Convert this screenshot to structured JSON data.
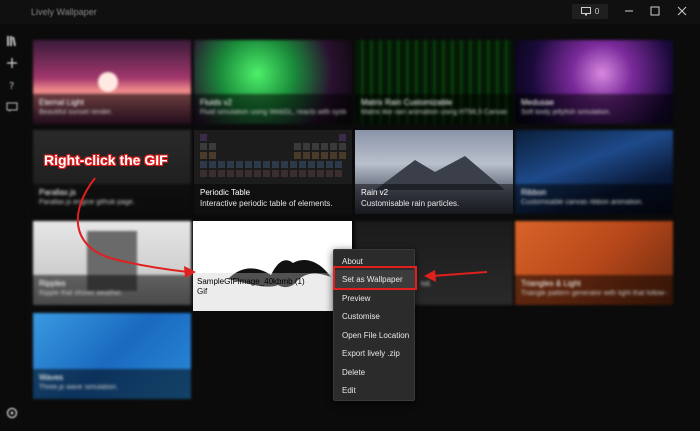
{
  "app": {
    "title": "Lively Wallpaper",
    "screen_count": "0"
  },
  "tiles": [
    {
      "title": "Eternal Light",
      "subtitle": "Beautiful sunset render."
    },
    {
      "title": "Fluids v2",
      "subtitle": "Fluid simulation using WebGL, reacts with system audio & cursor."
    },
    {
      "title": "Matrix Rain Customizable",
      "subtitle": "Matrix like rain animation using HTML5 Canvas."
    },
    {
      "title": "Medusae",
      "subtitle": "Soft body jellyfish simulation."
    },
    {
      "title": "Parallax.js",
      "subtitle": "Parallax.js engine github page."
    },
    {
      "title": "Periodic Table",
      "subtitle": "Interactive periodic table of elements."
    },
    {
      "title": "Rain v2",
      "subtitle": "Customisable rain particles."
    },
    {
      "title": "Ribbon",
      "subtitle": "Customisable canvas ribbon animation."
    },
    {
      "title": "Ripples",
      "subtitle": "Ripple that shows weather."
    },
    {
      "title": "SampleGIFImage_40kbmb (1)",
      "subtitle": "Gif"
    },
    {
      "title": "",
      "subtitle": "hill."
    },
    {
      "title": "Triangles & Light",
      "subtitle": "Triangle pattern generator with light that follow cursor."
    },
    {
      "title": "Waves",
      "subtitle": "Three.js wave simulation."
    }
  ],
  "context_menu": [
    "About",
    "Set as Wallpaper",
    "Preview",
    "Customise",
    "Open File Location",
    "Export lively .zip",
    "Delete",
    "Edit"
  ],
  "annotation": {
    "text": "Right-click the GIF",
    "color": "#e0201e"
  }
}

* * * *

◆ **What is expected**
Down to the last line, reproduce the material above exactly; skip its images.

◆ **Output for this task**
Convert this screenshot to structured JSON data.
{
  "app": {
    "title": "Lively Wallpaper",
    "screen_count": "0"
  },
  "tiles": [
    {
      "title": "Eternal Light",
      "subtitle": "Beautiful sunset render."
    },
    {
      "title": "Fluids v2",
      "subtitle": "Fluid simulation using WebGL, reacts with system audio & cursor."
    },
    {
      "title": "Matrix Rain Customizable",
      "subtitle": "Matrix like rain animation using HTML5 Canvas."
    },
    {
      "title": "Medusae",
      "subtitle": "Soft body jellyfish simulation."
    },
    {
      "title": "Parallax.js",
      "subtitle": "Parallax.js engine github page."
    },
    {
      "title": "Periodic Table",
      "subtitle": "Interactive periodic table of elements."
    },
    {
      "title": "Rain v2",
      "subtitle": "Customisable rain particles."
    },
    {
      "title": "Ribbon",
      "subtitle": "Customisable canvas ribbon animation."
    },
    {
      "title": "Ripples",
      "subtitle": "Ripple that shows weather."
    },
    {
      "title": "SampleGIFImage_40kbmb (1)",
      "subtitle": "Gif"
    },
    {
      "title": "",
      "subtitle": "hill."
    },
    {
      "title": "Triangles & Light",
      "subtitle": "Triangle pattern generator with light that follow cursor."
    },
    {
      "title": "Waves",
      "subtitle": "Three.js wave simulation."
    }
  ],
  "context_menu": [
    "About",
    "Set as Wallpaper",
    "Preview",
    "Customise",
    "Open File Location",
    "Export lively .zip",
    "Delete",
    "Edit"
  ],
  "annotation": {
    "text": "Right-click the GIF",
    "color": "#e0201e"
  }
}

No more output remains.